Apparently, they aren't. To briefly talk about them, the Milky Holmes take on a mentor role in Futari, and each scene with them is marvelously ripe with attempts to make them appear to be the same clumsy bunch that were previously in the spotlight. Their defining character traits are virtually removed, to the point where they can easily be fused into one character under the archetype of "clumsy Detective mentor girl" and no one would be any the wiser, nor would their presence in the story be different at all. Kokoro, the grumpy and cocky policewoman, is now reduced to merely "the grumpy policewoman". Her mischievously arrogant nature is mostly gone, and in its place, her shtick becomes being moody at anything and everything for little reason. The rest of the G4 are all but absent, save for a handful of scenes. The Phantom Thief Empire's appearances are rather unnecessary- it at times appears as if they were shoved in at the last moment to solidify Futari's connection with the rest of the seasons. None of the recurring characters have any notable bearing on the plot, but with the Phantom Thief Empire, merely their presence as minor characters feels depressingly pointless.

The animation quality and art direction is mostly you'd expect. Nothing jaw-dropping, but definitely solid. Futari actually improves upon its predecessors in that regard, although not by much; the animation rarely falls behind, and the character's facial features (and to a lesser extent their outfits) are overall done better than ever. The voice acting also manages to be solid despite being somewhat amateurish, and the soundtrack is improved overall, with the exception of the barely subpar opening and ending songs. Basically, the production quality is mostly either identical or improved (the episodes themselves are about 10 minutes long, which would normally imply rushed pacing, but this is surprisingly not the case- there are no pacing problems despite the running time constraints), so as expected, what brings it down is the attempt to make Milky Holmes' basic setting work in an excessively serious story.
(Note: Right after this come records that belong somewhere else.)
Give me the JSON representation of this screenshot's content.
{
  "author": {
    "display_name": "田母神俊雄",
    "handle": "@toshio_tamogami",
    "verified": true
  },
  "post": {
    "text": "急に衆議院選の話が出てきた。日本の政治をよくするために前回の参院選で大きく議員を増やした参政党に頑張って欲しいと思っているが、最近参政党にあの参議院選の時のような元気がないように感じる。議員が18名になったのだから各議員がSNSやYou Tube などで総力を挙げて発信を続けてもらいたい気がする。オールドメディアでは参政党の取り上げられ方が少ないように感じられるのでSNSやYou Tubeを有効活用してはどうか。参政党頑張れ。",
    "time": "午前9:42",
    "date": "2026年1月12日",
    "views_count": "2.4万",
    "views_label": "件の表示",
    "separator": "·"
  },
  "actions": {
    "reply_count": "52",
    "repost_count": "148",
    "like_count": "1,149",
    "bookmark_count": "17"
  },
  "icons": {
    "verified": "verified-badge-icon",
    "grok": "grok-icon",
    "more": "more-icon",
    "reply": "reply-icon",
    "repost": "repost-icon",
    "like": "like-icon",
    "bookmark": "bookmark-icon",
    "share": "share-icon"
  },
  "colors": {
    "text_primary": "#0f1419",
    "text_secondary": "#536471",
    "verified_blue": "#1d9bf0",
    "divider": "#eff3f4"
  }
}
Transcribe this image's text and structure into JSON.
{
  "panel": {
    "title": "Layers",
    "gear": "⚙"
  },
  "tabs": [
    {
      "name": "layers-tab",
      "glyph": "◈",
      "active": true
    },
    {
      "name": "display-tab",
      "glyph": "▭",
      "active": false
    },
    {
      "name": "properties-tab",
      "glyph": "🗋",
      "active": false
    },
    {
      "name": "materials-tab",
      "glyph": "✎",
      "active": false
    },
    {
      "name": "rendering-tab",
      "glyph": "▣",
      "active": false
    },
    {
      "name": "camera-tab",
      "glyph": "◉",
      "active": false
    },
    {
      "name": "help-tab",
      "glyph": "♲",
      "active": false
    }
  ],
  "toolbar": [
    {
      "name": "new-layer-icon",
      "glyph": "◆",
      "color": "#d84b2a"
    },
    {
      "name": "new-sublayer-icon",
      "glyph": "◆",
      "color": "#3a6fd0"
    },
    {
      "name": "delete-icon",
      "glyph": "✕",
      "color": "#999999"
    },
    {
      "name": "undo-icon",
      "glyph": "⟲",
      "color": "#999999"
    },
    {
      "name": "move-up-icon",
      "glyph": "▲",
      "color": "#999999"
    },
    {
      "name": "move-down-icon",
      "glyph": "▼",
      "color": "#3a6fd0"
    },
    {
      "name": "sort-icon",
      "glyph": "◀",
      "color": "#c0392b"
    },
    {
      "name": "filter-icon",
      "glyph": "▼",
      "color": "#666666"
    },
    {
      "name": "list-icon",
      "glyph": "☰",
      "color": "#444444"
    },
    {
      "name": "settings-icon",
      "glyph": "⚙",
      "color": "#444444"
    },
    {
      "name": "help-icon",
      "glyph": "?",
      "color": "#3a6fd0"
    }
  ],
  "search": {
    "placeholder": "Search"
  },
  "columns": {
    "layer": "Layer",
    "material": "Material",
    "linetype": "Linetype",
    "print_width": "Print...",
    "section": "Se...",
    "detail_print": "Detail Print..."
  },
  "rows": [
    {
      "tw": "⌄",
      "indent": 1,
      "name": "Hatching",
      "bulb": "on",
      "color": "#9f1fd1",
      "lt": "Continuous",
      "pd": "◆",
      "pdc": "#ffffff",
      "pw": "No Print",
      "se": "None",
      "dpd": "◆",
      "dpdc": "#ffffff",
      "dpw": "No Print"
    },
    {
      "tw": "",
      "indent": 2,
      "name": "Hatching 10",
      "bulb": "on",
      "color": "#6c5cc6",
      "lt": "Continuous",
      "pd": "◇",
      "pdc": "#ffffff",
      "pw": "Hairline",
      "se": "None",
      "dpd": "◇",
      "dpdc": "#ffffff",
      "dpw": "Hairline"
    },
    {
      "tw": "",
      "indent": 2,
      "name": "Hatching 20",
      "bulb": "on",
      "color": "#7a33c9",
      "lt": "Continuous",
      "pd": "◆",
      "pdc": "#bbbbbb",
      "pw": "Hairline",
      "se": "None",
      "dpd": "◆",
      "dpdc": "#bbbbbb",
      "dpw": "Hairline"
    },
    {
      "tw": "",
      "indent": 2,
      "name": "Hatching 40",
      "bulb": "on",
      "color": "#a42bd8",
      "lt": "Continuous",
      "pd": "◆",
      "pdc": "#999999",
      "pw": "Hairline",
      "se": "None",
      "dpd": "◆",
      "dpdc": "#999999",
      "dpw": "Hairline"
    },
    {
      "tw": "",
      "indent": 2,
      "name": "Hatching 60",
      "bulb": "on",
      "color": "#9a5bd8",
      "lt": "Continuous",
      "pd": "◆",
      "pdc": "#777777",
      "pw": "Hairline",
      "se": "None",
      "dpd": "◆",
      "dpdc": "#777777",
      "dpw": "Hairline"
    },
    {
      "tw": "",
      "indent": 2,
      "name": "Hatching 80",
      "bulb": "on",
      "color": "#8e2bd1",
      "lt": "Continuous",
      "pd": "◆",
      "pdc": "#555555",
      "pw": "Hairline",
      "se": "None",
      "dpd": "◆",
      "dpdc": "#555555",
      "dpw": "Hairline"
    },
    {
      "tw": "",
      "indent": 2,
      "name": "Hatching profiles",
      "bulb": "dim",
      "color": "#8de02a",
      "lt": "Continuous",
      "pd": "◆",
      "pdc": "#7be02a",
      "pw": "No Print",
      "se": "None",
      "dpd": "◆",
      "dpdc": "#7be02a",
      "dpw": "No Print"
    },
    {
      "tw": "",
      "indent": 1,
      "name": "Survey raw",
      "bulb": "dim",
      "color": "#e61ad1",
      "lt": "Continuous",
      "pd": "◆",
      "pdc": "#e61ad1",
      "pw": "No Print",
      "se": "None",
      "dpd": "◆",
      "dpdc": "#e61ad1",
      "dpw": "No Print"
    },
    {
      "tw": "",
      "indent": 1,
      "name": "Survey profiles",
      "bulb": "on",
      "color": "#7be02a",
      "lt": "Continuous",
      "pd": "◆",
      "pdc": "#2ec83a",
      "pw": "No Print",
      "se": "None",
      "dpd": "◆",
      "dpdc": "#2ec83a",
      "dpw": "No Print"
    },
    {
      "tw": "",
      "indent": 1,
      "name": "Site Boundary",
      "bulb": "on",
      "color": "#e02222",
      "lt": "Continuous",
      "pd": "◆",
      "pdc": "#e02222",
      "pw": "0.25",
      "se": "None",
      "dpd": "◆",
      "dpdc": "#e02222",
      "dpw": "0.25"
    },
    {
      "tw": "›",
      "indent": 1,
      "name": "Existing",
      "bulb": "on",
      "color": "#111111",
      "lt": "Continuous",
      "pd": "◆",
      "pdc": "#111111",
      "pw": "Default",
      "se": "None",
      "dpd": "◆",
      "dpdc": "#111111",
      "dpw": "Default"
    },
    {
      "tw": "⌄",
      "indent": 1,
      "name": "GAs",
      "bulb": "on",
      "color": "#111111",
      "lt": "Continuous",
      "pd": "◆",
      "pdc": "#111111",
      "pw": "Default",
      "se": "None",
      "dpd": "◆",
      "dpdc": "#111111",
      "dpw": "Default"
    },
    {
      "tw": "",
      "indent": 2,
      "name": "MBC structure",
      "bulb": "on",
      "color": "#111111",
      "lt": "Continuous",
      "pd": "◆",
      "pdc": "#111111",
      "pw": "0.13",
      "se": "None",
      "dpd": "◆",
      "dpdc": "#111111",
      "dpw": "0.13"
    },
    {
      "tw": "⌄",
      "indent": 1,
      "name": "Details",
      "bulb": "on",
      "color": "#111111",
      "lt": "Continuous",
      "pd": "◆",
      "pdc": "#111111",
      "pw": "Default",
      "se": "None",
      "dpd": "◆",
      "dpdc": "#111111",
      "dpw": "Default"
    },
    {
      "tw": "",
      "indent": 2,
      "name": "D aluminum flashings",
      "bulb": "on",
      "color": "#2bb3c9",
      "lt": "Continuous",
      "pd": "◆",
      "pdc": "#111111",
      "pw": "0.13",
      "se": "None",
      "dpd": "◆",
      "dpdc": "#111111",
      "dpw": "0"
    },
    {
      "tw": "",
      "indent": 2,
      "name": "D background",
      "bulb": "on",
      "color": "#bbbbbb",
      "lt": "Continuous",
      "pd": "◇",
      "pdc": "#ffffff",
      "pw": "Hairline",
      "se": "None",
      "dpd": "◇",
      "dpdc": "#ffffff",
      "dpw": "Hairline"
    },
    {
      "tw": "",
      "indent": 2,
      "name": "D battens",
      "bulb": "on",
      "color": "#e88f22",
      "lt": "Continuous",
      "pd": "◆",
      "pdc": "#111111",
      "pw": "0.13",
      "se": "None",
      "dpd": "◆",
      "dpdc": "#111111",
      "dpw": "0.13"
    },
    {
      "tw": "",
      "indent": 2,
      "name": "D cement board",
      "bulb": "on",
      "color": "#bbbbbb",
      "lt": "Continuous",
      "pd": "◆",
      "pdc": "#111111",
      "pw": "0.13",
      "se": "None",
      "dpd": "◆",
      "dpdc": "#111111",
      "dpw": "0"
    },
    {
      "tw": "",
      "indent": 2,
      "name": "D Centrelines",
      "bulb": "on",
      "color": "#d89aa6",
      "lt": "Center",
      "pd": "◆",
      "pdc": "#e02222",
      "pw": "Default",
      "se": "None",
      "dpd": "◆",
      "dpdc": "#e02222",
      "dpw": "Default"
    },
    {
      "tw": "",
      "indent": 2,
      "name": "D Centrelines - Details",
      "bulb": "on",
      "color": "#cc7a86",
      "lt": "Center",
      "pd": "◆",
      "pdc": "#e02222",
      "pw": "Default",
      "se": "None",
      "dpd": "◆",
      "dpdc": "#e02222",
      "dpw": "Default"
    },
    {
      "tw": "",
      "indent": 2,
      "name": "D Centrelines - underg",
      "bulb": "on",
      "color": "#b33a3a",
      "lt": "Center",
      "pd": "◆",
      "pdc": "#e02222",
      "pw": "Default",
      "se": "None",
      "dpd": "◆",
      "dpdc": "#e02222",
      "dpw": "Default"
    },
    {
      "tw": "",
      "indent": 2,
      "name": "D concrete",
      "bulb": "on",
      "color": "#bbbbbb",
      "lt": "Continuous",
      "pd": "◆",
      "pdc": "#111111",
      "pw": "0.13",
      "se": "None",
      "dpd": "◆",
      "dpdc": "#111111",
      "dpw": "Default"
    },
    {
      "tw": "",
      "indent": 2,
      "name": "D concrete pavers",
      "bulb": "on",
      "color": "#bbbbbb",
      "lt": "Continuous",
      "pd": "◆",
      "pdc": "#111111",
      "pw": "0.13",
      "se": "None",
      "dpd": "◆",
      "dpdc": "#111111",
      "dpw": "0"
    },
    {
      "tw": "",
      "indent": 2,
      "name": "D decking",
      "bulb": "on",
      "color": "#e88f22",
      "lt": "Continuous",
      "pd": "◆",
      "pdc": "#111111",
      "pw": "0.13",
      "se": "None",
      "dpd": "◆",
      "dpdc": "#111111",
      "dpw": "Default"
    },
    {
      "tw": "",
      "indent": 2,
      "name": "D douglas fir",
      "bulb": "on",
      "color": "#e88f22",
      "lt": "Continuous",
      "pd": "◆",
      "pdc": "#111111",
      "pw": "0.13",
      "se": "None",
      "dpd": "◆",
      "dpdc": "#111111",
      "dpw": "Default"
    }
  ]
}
Is it a bad show, though? I wouldn't go that far. As a standalone show unrelated to previous Milky Holmes entries (which nullifies the disappointment factor), it is, in one word, average. Not great, but during its airing time, made for a cute 10-minute distraction.

It should be noted, though, that perhaps the most baffling part about this series' attempt at melodrama and action is how the previous seasons themselves already had some semi-dramatic story branches, and even many impressively well done action scenes. The two aspects which Futari tries its best to succeed in, but to little avail. This is because unlike its predecessors, Futari disregarded any whimsical and over-the-top themes and took itself too seriously for its own good, when Alternative had already proved that it simply wasn't meant to be. The setting of Yokohama definitely allows for stories that are more than just whacky lolis like the Milky Holmes doing funny things, but for it to work successfully, it needs to be approached with the proper mindset; one that's aware of how the Milky Holmes universe is insane enough to gave birth to a character capable of using his erect nipples as swords, and takes advantage of that insanity.